### Work to complete
Word for word, set down the entries below.

Material for this exercise below:

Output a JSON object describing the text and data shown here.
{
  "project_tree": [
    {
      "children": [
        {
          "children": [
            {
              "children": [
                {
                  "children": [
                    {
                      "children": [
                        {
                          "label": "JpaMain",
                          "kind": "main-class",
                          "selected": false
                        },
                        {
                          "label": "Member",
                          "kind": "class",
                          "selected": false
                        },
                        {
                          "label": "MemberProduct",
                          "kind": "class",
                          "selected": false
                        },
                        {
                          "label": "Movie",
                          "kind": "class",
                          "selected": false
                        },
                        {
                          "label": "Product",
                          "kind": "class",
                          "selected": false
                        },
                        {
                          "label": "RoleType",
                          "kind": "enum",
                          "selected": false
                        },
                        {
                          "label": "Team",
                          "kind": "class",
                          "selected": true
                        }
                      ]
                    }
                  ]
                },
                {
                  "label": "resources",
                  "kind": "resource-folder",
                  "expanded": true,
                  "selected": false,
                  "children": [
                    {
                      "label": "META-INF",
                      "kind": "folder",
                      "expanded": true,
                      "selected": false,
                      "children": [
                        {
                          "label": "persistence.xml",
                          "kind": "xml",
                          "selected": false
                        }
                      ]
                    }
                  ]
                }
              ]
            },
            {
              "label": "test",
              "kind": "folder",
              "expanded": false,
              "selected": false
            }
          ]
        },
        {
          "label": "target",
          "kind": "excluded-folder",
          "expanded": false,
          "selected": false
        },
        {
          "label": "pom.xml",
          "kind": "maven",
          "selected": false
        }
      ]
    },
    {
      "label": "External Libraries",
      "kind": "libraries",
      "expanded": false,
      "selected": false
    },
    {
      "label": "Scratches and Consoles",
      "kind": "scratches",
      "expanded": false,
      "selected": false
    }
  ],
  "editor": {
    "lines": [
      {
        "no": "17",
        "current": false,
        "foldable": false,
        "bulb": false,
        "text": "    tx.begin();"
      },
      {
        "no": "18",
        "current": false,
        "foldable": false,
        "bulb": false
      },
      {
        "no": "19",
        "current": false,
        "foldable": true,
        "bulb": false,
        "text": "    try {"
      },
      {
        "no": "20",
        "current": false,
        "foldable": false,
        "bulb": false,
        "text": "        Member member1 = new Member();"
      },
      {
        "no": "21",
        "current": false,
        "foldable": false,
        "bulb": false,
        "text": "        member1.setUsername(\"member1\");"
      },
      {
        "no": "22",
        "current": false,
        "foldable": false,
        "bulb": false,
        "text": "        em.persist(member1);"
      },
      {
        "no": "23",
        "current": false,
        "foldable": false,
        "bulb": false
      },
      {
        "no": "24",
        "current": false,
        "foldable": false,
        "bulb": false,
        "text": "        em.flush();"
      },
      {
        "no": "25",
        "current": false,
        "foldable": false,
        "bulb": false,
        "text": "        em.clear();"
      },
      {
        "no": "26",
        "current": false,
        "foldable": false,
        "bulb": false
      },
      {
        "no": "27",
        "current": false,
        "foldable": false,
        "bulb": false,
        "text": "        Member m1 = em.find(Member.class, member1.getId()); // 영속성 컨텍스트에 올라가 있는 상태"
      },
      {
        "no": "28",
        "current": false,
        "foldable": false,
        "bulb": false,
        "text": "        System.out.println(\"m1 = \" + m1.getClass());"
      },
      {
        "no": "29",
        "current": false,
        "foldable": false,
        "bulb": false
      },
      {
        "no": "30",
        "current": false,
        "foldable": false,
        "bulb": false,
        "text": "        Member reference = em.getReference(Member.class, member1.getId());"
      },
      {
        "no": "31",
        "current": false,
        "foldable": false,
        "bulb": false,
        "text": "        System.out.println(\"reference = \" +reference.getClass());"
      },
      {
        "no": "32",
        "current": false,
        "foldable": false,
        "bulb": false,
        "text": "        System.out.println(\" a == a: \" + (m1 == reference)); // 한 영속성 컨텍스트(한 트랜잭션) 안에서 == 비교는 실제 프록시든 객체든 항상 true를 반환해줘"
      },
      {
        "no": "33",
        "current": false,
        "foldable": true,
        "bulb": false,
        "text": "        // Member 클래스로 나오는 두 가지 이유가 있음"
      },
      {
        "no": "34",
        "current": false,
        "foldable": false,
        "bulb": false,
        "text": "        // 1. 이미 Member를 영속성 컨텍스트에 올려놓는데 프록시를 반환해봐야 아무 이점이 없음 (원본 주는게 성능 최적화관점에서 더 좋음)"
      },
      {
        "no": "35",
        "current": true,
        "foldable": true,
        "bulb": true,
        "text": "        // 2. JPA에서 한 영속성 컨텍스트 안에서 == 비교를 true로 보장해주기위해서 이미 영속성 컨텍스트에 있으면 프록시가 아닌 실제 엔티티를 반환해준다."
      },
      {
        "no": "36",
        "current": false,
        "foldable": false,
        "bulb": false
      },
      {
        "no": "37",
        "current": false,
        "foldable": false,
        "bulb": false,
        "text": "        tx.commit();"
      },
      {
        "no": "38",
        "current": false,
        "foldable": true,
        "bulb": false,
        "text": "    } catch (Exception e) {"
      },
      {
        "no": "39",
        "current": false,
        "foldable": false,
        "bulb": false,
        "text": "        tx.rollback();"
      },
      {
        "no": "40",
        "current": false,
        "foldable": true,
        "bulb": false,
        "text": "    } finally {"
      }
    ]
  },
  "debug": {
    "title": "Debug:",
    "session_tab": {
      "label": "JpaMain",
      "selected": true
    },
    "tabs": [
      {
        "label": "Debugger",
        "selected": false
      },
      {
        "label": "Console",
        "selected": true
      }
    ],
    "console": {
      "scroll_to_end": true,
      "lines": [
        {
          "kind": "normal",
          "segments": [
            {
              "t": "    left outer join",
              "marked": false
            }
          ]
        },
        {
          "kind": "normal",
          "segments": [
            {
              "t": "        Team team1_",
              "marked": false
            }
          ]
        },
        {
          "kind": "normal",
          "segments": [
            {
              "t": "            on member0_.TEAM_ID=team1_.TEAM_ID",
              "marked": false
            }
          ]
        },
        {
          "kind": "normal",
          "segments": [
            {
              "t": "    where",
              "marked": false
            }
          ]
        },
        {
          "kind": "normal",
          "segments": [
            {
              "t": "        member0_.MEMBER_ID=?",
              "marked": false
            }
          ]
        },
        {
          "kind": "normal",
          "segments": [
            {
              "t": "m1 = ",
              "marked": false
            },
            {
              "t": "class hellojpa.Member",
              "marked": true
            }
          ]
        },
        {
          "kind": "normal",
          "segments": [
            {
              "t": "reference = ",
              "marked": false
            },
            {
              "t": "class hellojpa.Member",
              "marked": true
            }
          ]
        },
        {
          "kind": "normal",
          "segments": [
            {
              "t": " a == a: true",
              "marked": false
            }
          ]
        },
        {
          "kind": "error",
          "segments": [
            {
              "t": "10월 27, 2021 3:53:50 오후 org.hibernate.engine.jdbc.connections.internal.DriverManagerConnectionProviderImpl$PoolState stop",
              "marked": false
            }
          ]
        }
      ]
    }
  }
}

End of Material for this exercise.

### Task response
Output a JSON object describing the text and data shown here.
{
  "project_tree": [
    {
      "children": [
        {
          "children": [
            {
              "children": [
                {
                  "children": [
                    {
                      "children": [
                        {
                          "label": "JpaMain",
                          "kind": "main-class",
                          "selected": false
                        },
                        {
                          "label": "Member",
                          "kind": "class",
                          "selected": false
                        },
                        {
                          "label": "MemberProduct",
                          "kind": "class",
                          "selected": false
                        },
                        {
                          "label": "Movie",
                          "kind": "class",
                          "selected": false
                        },
                        {
                          "label": "Product",
                          "kind": "class",
                          "selected": false
                        },
                        {
                          "label": "RoleType",
                          "kind": "enum",
                          "selected": false
                        },
                        {
                          "label": "Team",
                          "kind": "class",
                          "selected": true
                        }
                      ]
                    }
                  ]
                },
                {
                  "label": "resources",
                  "kind": "resource-folder",
                  "expanded": true,
                  "selected": false,
                  "children": [
                    {
                      "label": "META-INF",
                      "kind": "folder",
                      "expanded": true,
                      "selected": false,
                      "children": [
                        {
                          "label": "persistence.xml",
                          "kind": "xml",
                          "selected": false
                        }
                      ]
                    }
                  ]
                }
              ]
            },
            {
              "label": "test",
              "kind": "folder",
              "expanded": false,
              "selected": false
            }
          ]
        },
        {
          "label": "target",
          "kind": "excluded-folder",
          "expanded": false,
          "selected": false
        },
        {
          "label": "pom.xml",
          "kind": "maven",
          "selected": false
        }
      ]
    },
    {
      "label": "External Libraries",
      "kind": "libraries",
      "expanded": false,
      "selected": false
    },
    {
      "label": "Scratches and Consoles",
      "kind": "scratches",
      "expanded": false,
      "selected": false
    }
  ],
  "editor": {
    "lines": [
      {
        "no": "17",
        "current": false,
        "foldable": false,
        "bulb": false,
        "text": "    tx.begin();"
      },
      {
        "no": "18",
        "current": false,
        "foldable": false,
        "bulb": false
      },
      {
        "no": "19",
        "current": false,
        "foldable": true,
        "bulb": false,
        "text": "    try {"
      },
      {
        "no": "20",
        "current": false,
        "foldable": false,
        "bulb": false,
        "text": "        Member member1 = new Member();"
      },
      {
        "no": "21",
        "current": false,
        "foldable": false,
        "bulb": false,
        "text": "        member1.setUsername(\"member1\");"
      },
      {
        "no": "22",
        "current": false,
        "foldable": false,
        "bulb": false,
        "text": "        em.persist(member1);"
      },
      {
        "no": "23",
        "current": false,
        "foldable": false,
        "bulb": false
      },
      {
        "no": "24",
        "current": false,
        "foldable": false,
        "bulb": false,
        "text": "        em.flush();"
      },
      {
        "no": "25",
        "current": false,
        "foldable": false,
        "bulb": false,
        "text": "        em.clear();"
      },
      {
        "no": "26",
        "current": false,
        "foldable": false,
        "bulb": false
      },
      {
        "no": "27",
        "current": false,
        "foldable": false,
        "bulb": false,
        "text": "        Member m1 = em.find(Member.class, member1.getId()); // 영속성 컨텍스트에 올라가 있는 상태"
      },
      {
        "no": "28",
        "current": false,
        "foldable": false,
        "bulb": false,
        "text": "        System.out.println(\"m1 = \" + m1.getClass());"
      },
      {
        "no": "29",
        "current": false,
        "foldable": false,
        "bulb": false
      },
      {
        "no": "30",
        "current": false,
        "foldable": false,
        "bulb": false,
        "text": "        Member reference = em.getReference(Member.class, member1.getId());"
      },
      {
        "no": "31",
        "current": false,
        "foldable": false,
        "bulb": false,
        "text": "        System.out.println(\"reference = \" +reference.getClass());"
      },
      {
        "no": "32",
        "current": false,
        "foldable": false,
        "bulb": false,
        "text": "        System.out.println(\" a == a: \" + (m1 == reference)); // 한 영속성 컨텍스트(한 트랜잭션) 안에서 == 비교는 실제 프록시든 객체든 항상 true를 반환해줘"
      },
      {
        "no": "33",
        "current": false,
        "foldable": true,
        "bulb": false,
        "text": "        // Member 클래스로 나오는 두 가지 이유가 있음"
      },
      {
        "no": "34",
        "current": false,
        "foldable": false,
        "bulb": false,
        "text": "        // 1. 이미 Member를 영속성 컨텍스트에 올려놓는데 프록시를 반환해봐야 아무 이점이 없음 (원본 주는게 성능 최적화관점에서 더 좋음)"
      },
      {
        "no": "35",
        "current": true,
        "foldable": true,
        "bulb": true,
        "text": "        // 2. JPA에서 한 영속성 컨텍스트 안에서 == 비교를 true로 보장해주기위해서 이미 영속성 컨텍스트에 있으면 프록시가 아닌 실제 엔티티를 반환해준다."
      },
      {
        "no": "36",
        "current": false,
        "foldable": false,
        "bulb": false
      },
      {
        "no": "37",
        "current": false,
        "foldable": false,
        "bulb": false,
        "text": "        tx.commit();"
      },
      {
        "no": "38",
        "current": false,
        "foldable": true,
        "bulb": false,
        "text": "    } catch (Exception e) {"
      },
      {
        "no": "39",
        "current": false,
        "foldable": false,
        "bulb": false,
        "text": "        tx.rollback();"
      },
      {
        "no": "40",
        "current": false,
        "foldable": true,
        "bulb": false,
        "text": "    } finally {"
      }
    ]
  },
  "debug": {
    "title": "Debug:",
    "session_tab": {
      "label": "JpaMain",
      "selected": true
    },
    "tabs": [
      {
        "label": "Debugger",
        "selected": false
      },
      {
        "label": "Console",
        "selected": true
      }
    ],
    "console": {
      "scroll_to_end": true,
      "lines": [
        {
          "kind": "normal",
          "segments": [
            {
              "t": "    left outer join",
              "marked": false
            }
          ]
        },
        {
          "kind": "normal",
          "segments": [
            {
              "t": "        Team team1_",
              "marked": false
            }
          ]
        },
        {
          "kind": "normal",
          "segments": [
            {
              "t": "            on member0_.TEAM_ID=team1_.TEAM_ID",
              "marked": false
            }
          ]
        },
        {
          "kind": "normal",
          "segments": [
            {
              "t": "    where",
              "marked": false
            }
          ]
        },
        {
          "kind": "normal",
          "segments": [
            {
              "t": "        member0_.MEMBER_ID=?",
              "marked": false
            }
          ]
        },
        {
          "kind": "normal",
          "segments": [
            {
              "t": "m1 = ",
              "marked": false
            },
            {
              "t": "class hellojpa.Member",
              "marked": true
            }
          ]
        },
        {
          "kind": "normal",
          "segments": [
            {
              "t": "reference = ",
              "marked": false
            },
            {
              "t": "class hellojpa.Member",
              "marked": true
            }
          ]
        },
        {
          "kind": "normal",
          "segments": [
            {
              "t": " a == a: true",
              "marked": false
            }
          ]
        },
        {
          "kind": "error",
          "segments": [
            {
              "t": "10월 27, 2021 3:53:50 오후 org.hibernate.engine.jdbc.connections.internal.DriverManagerConnectionProviderImpl$PoolState stop",
              "marked": false
            }
          ]
        }
      ]
    }
  }
}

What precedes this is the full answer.